→ PROBLEM DETAILS: Return every line from the records below that has the word "start".

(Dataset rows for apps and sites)
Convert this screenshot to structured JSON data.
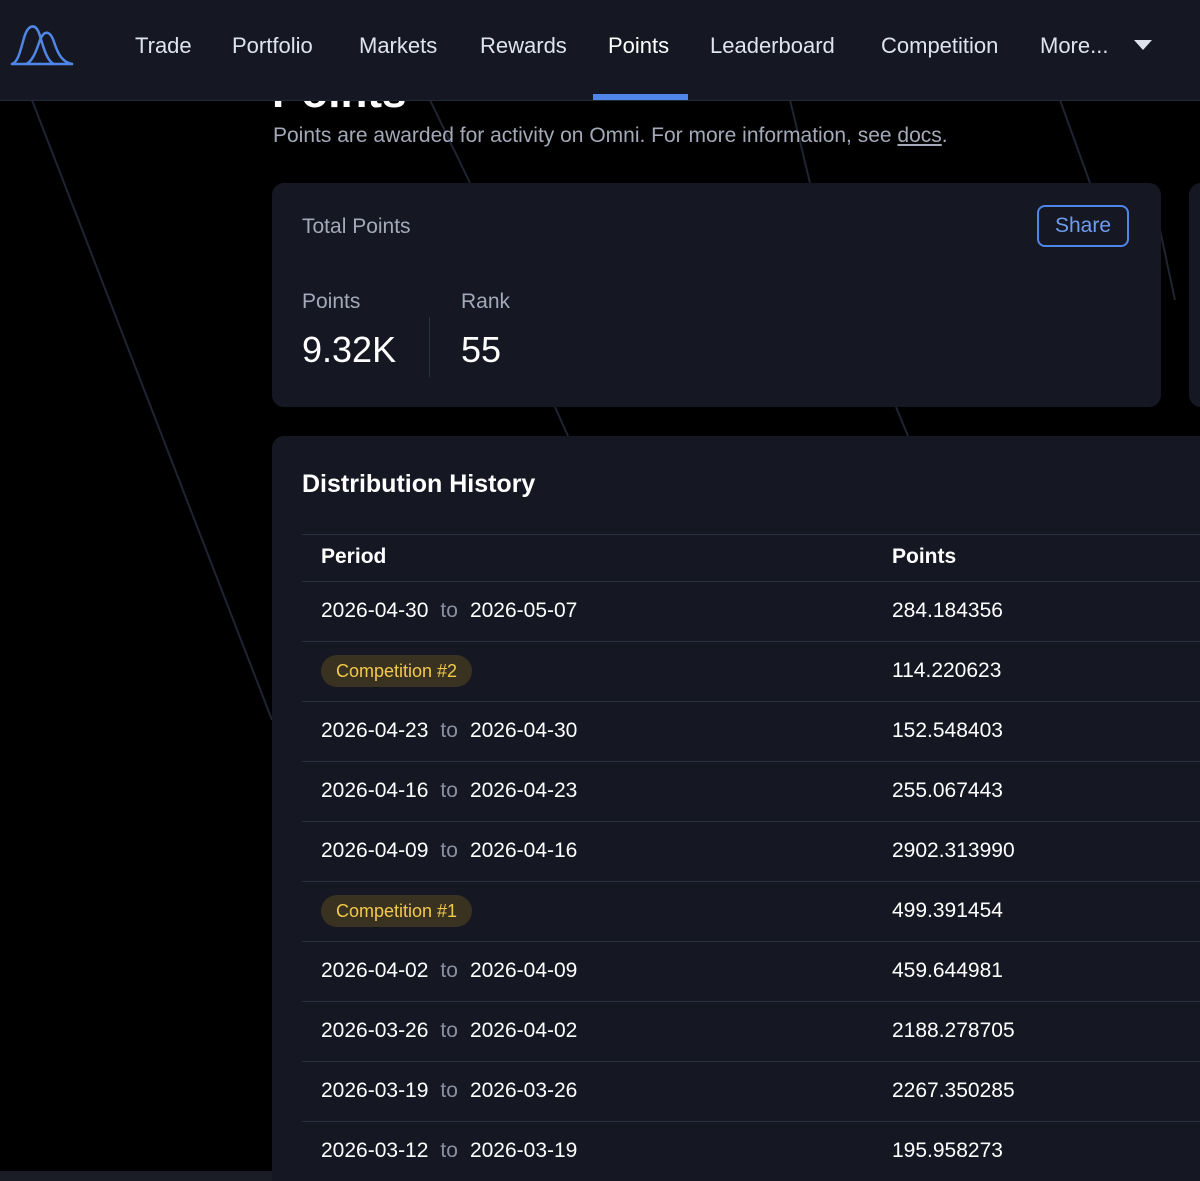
{
  "nav": {
    "items": [
      {
        "label": "Trade",
        "active": false
      },
      {
        "label": "Portfolio",
        "active": false
      },
      {
        "label": "Markets",
        "active": false
      },
      {
        "label": "Rewards",
        "active": false
      },
      {
        "label": "Points",
        "active": true
      },
      {
        "label": "Leaderboard",
        "active": false
      },
      {
        "label": "Competition",
        "active": false
      },
      {
        "label": "More...",
        "active": false
      }
    ],
    "more_icon": "chevron-down-icon"
  },
  "header": {
    "title": "Points",
    "subtitle_text": "Points are awarded for activity on Omni. For more information, see ",
    "subtitle_link": "docs",
    "subtitle_end": "."
  },
  "total": {
    "label": "Total Points",
    "share_label": "Share",
    "points_label": "Points",
    "points_value": "9.32K",
    "rank_label": "Rank",
    "rank_value": "55"
  },
  "history": {
    "title": "Distribution History",
    "columns": {
      "period": "Period",
      "points": "Points"
    },
    "to_label": "to",
    "rows": [
      {
        "start": "2026-04-30",
        "end": "2026-05-07",
        "points": "284.184356"
      },
      {
        "badge": "Competition #2",
        "points": "114.220623"
      },
      {
        "start": "2026-04-23",
        "end": "2026-04-30",
        "points": "152.548403"
      },
      {
        "start": "2026-04-16",
        "end": "2026-04-23",
        "points": "255.067443"
      },
      {
        "start": "2026-04-09",
        "end": "2026-04-16",
        "points": "2902.313990"
      },
      {
        "badge": "Competition #1",
        "points": "499.391454"
      },
      {
        "start": "2026-04-02",
        "end": "2026-04-09",
        "points": "459.644981"
      },
      {
        "start": "2026-03-26",
        "end": "2026-04-02",
        "points": "2188.278705"
      },
      {
        "start": "2026-03-19",
        "end": "2026-03-26",
        "points": "2267.350285"
      },
      {
        "start": "2026-03-12",
        "end": "2026-03-19",
        "points": "195.958273"
      }
    ]
  },
  "colors": {
    "background": "#000000",
    "surface": "#151822",
    "accent": "#4f86e8",
    "badge_bg": "#3a3220",
    "badge_text": "#f2c94c",
    "muted_text": "#a3a9b8"
  }
}
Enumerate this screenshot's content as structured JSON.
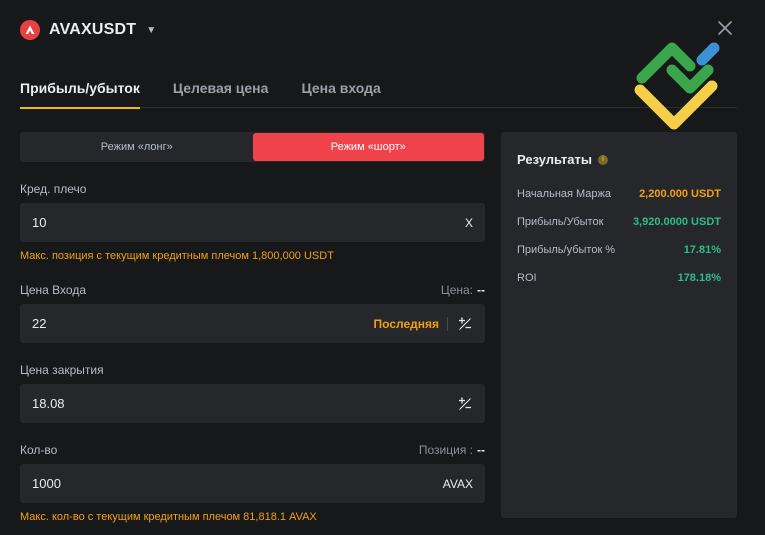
{
  "header": {
    "symbol": "AVAXUSDT",
    "icon": "avax-logo-icon",
    "caret": "▼",
    "close_icon": "close-icon"
  },
  "tabs": [
    {
      "label": "Прибыль/убыток",
      "active": true
    },
    {
      "label": "Целевая цена",
      "active": false
    },
    {
      "label": "Цена входа",
      "active": false
    }
  ],
  "mode": {
    "long_label": "Режим «лонг»",
    "short_label": "Режим «шорт»",
    "selected": "short"
  },
  "leverage": {
    "label": "Кред. плечо",
    "value": "10",
    "suffix": "X",
    "hint": "Макс. позиция с текущим кредитным плечом 1,800,000 USDT"
  },
  "entry_price": {
    "label": "Цена Входа",
    "aux_label": "Цена:",
    "aux_value": "--",
    "value": "22",
    "latest_label": "Последняя"
  },
  "close_price": {
    "label": "Цена закрытия",
    "value": "18.08"
  },
  "quantity": {
    "label": "Кол-во",
    "aux_label": "Позиция :",
    "aux_value": "--",
    "value": "1000",
    "suffix": "AVAX",
    "hint": "Макс. кол-во с текущим кредитным плечом 81,818.1 AVAX"
  },
  "results": {
    "title": "Результаты",
    "info_icon": "i",
    "rows": [
      {
        "label": "Начальная Маржа",
        "value": "2,200.000 USDT",
        "color": "#f0a017"
      },
      {
        "label": "Прибыль/Убыток",
        "value": "3,920.0000 USDT",
        "color": "#2ebd85"
      },
      {
        "label": "Прибыль/убыток %",
        "value": "17.81%",
        "color": "#2ebd85"
      },
      {
        "label": "ROI",
        "value": "178.18%",
        "color": "#2ebd85"
      }
    ]
  },
  "colors": {
    "accent_yellow": "#f0b90b",
    "short_red": "#f0424b",
    "profit_green": "#2ebd85",
    "warning_orange": "#f0a017"
  }
}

→ FINISHED TASK:
        "start": "2026-04-30",
        "start": "2026-04-23",
        "start": "2026-04-16",
        "start": "2026-04-09",
        "start": "2026-04-02",
        "start": "2026-03-26",
        "start": "2026-03-19",
        "start": "2026-03-12",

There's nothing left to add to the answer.